I’ve long been a fan of crockpots/slow cookers, especially for those dishes such as soups and stews which come out wonderfully. They are very common in the USA and in the UK, considerably less so in Germany and Switzerland. They are perfectly safe to leave unattended, since they never attain boiling temperatures. There’s been another winning use case that has been staring me in the eyes all along, and that’s making dals!
For those not in the know, dals are the staple food in India and one of the best protein sources for vegetarians. Dal is a generic name for legumes, or pulses, and a typical dish will always include at least one pulse (up to three) and a tarka, a seasoning made with oil, aromatics such as garlic and ginger, and spices. Dals are very nutritious and an incredible source of protein – in the case of urad dal, it contains more protein, weight-for-weight, than steak!

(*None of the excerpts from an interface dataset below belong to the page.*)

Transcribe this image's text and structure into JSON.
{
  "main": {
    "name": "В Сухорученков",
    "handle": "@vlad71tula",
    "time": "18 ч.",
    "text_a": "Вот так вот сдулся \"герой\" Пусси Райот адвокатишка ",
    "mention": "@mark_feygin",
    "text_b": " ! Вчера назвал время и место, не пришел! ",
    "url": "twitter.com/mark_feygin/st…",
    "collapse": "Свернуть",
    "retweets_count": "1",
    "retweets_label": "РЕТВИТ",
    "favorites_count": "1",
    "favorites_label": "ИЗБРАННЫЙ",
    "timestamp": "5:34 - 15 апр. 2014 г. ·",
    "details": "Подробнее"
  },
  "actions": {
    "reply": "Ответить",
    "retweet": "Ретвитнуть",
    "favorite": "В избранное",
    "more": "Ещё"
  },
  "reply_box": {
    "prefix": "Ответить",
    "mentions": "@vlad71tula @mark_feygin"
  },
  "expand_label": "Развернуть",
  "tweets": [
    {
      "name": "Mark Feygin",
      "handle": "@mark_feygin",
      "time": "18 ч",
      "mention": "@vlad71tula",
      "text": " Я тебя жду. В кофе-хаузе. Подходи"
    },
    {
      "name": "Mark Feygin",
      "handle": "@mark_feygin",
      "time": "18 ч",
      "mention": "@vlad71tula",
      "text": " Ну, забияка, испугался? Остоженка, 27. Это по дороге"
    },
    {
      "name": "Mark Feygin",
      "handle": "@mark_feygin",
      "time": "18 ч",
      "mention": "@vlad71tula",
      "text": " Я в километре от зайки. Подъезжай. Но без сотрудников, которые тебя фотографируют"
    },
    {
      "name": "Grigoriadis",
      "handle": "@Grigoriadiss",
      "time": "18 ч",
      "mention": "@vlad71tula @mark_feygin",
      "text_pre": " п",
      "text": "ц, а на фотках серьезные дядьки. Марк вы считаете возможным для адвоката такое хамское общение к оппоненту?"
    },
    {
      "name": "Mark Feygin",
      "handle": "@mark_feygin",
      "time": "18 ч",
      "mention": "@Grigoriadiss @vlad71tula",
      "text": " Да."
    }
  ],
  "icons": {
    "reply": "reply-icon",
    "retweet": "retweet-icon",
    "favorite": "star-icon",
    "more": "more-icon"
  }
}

So I can heartily recommend this book, which I have already spontaneously sent to two friends:
This book was the game-changer. Good, authentic recipes, with real ingredients, and the cooking process well explained. Super. A word of warning, though, the conversions to the metric system are completely wrong, you’ll need to stick to the american volume settings (i.e. you really need to have a set of measuring spoons and measuring cups)

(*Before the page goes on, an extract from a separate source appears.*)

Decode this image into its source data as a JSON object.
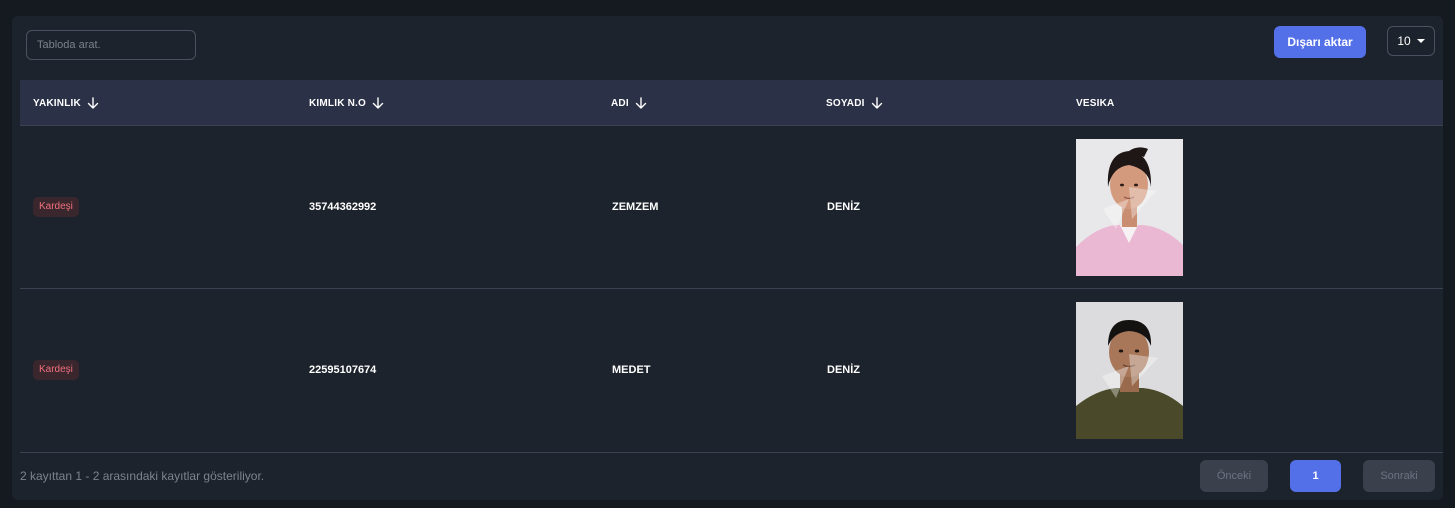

The beauty of the slow cooker method is that you put all the ingredients, including the dry beans/lentils (which usually need to soak overnight), put it on – and that’s it. Depending on the recipe you’re looking at cooking times of five to fourteen hours.

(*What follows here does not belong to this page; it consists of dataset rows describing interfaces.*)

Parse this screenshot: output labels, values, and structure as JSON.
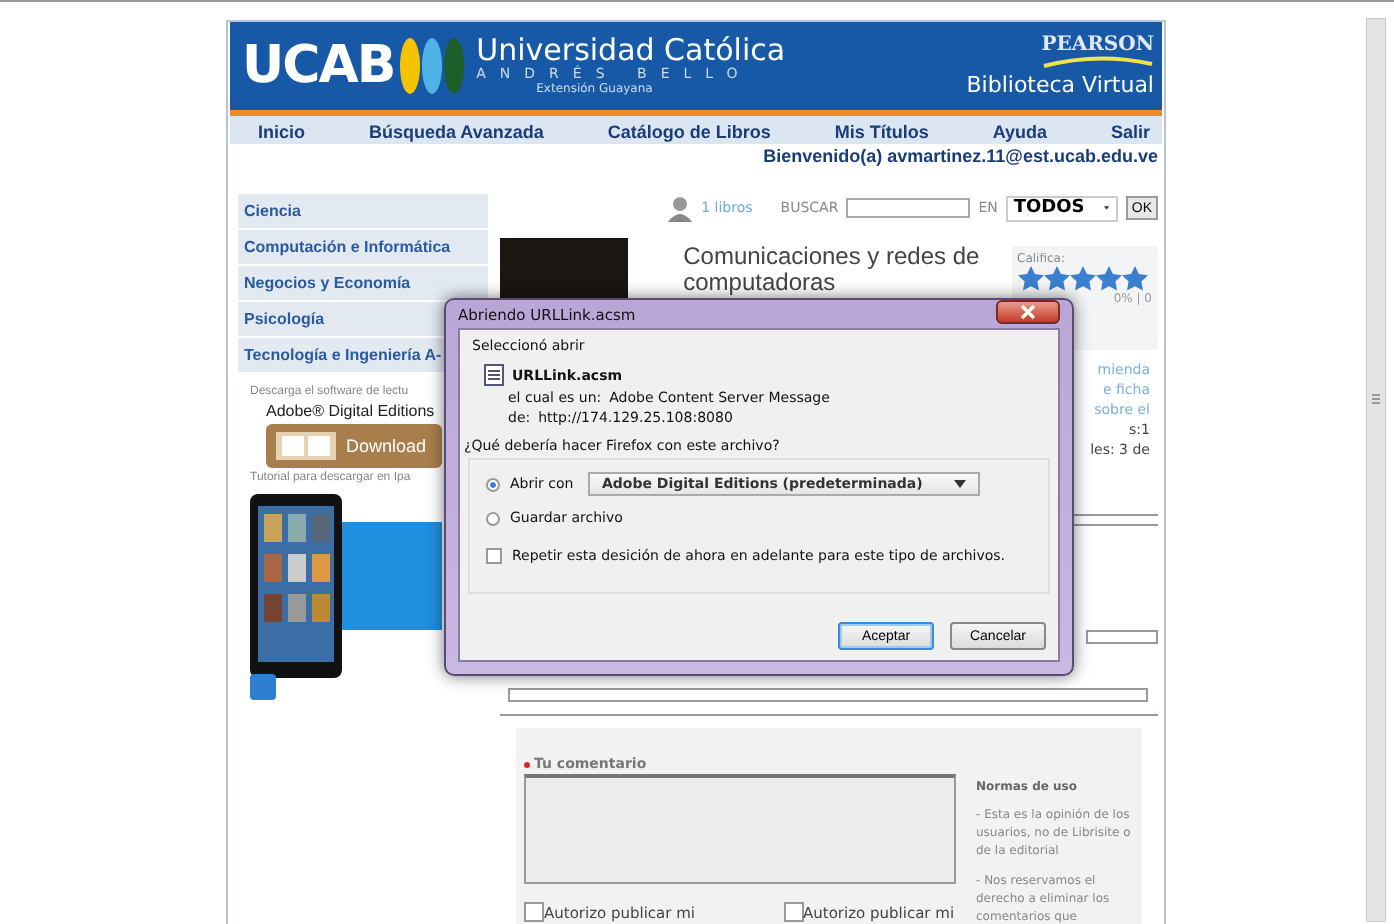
{
  "header": {
    "logo_text": "UCAB",
    "university": "Universidad Católica",
    "subtitle": "ANDRÉS BELLO",
    "campus": "Extensión Guayana",
    "publisher": "PEARSON",
    "library": "Biblioteca Virtual"
  },
  "nav": [
    "Inicio",
    "Búsqueda Avanzada",
    "Catálogo de Libros",
    "Mis Títulos",
    "Ayuda",
    "Salir"
  ],
  "welcome": "Bienvenido(a) avmartinez.11@est.ucab.edu.ve",
  "categories": [
    "Ciencia",
    "Computación e Informática",
    "Negocios y Economía",
    "Psicología",
    "Tecnología e Ingeniería A-"
  ],
  "promo": {
    "download_note": "Descarga el software de lectu",
    "product": "Adobe® Digital Editions",
    "download_button": "Download",
    "tutorial_note": "Tutorial para descargar en Ipa"
  },
  "search": {
    "count": "1 libros",
    "label": "BUSCAR",
    "scope_label": "EN",
    "scope": "TODOS",
    "submit": "OK"
  },
  "book": {
    "title": "Comunicaciones y redes de computadoras",
    "rating_label": "Califica:",
    "stars": 5,
    "rating_summary": "0% | 0"
  },
  "side_fragments": [
    {
      "text": "mienda",
      "kind": "link"
    },
    {
      "text": "e ficha",
      "kind": "link"
    },
    {
      "text": "sobre el",
      "kind": "link"
    },
    {
      "text": "s:1",
      "kind": "plain"
    },
    {
      "text": "les: 3 de",
      "kind": "plain"
    }
  ],
  "comment": {
    "label": "Tu comentario",
    "rules_title": "Normas de uso",
    "rules": [
      "- Esta es la opinión de los usuarios, no de Librisite o de la editorial",
      "- Nos reservamos el derecho a eliminar los comentarios que"
    ],
    "consents": [
      {
        "label": "Autorizo publicar mi",
        "checked": false
      },
      {
        "label": "Autorizo publicar mi",
        "checked": false
      }
    ]
  },
  "dialog": {
    "title": "Abriendo URLLink.acsm",
    "intro": "Seleccionó abrir",
    "file_name": "URLLink.acsm",
    "type_label": "el cual es un:",
    "type": "Adobe Content Server Message",
    "source_label": "de:",
    "source": "http://174.129.25.108:8080",
    "question": "¿Qué debería hacer Firefox con este archivo?",
    "options": [
      {
        "kind": "open",
        "label": "Abrir con",
        "selected": true,
        "app": "Adobe Digital Editions (predeterminada)"
      },
      {
        "kind": "save",
        "label": "Guardar archivo",
        "selected": false
      }
    ],
    "remember": {
      "label": "Repetir esta desición de ahora en adelante para este tipo de archivos.",
      "checked": false
    },
    "buttons": [
      {
        "label": "Aceptar",
        "default": true
      },
      {
        "label": "Cancelar",
        "default": false
      }
    ]
  }
}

– I would recommend doing a big buy in your local indian market. Stock up on spices and lentils so you don’t need to go to the indian shop again because you’ve forgotten to buy split urad dal.
– The spices often include grated ginger, onions or garlic. My local indian shop sells these pre-pasted in a jar, they’re not too expensive and it really reduces the effort to next to nothing.
Dirk, a friend of mine, was enquiring about crockpots. There are basically two sizes, 3.5L and 6.5L. The book’s recipes are for the 6.5L version, which I find the most practical for dals because you make 3 full meals for 3-4 persons with it, so you end up freezing two meals, which is a huge time-saver.
To tell you the truth, though, the technology is so basic that all of them are going to be good. The only decision you need to make is the size. I have both sizes.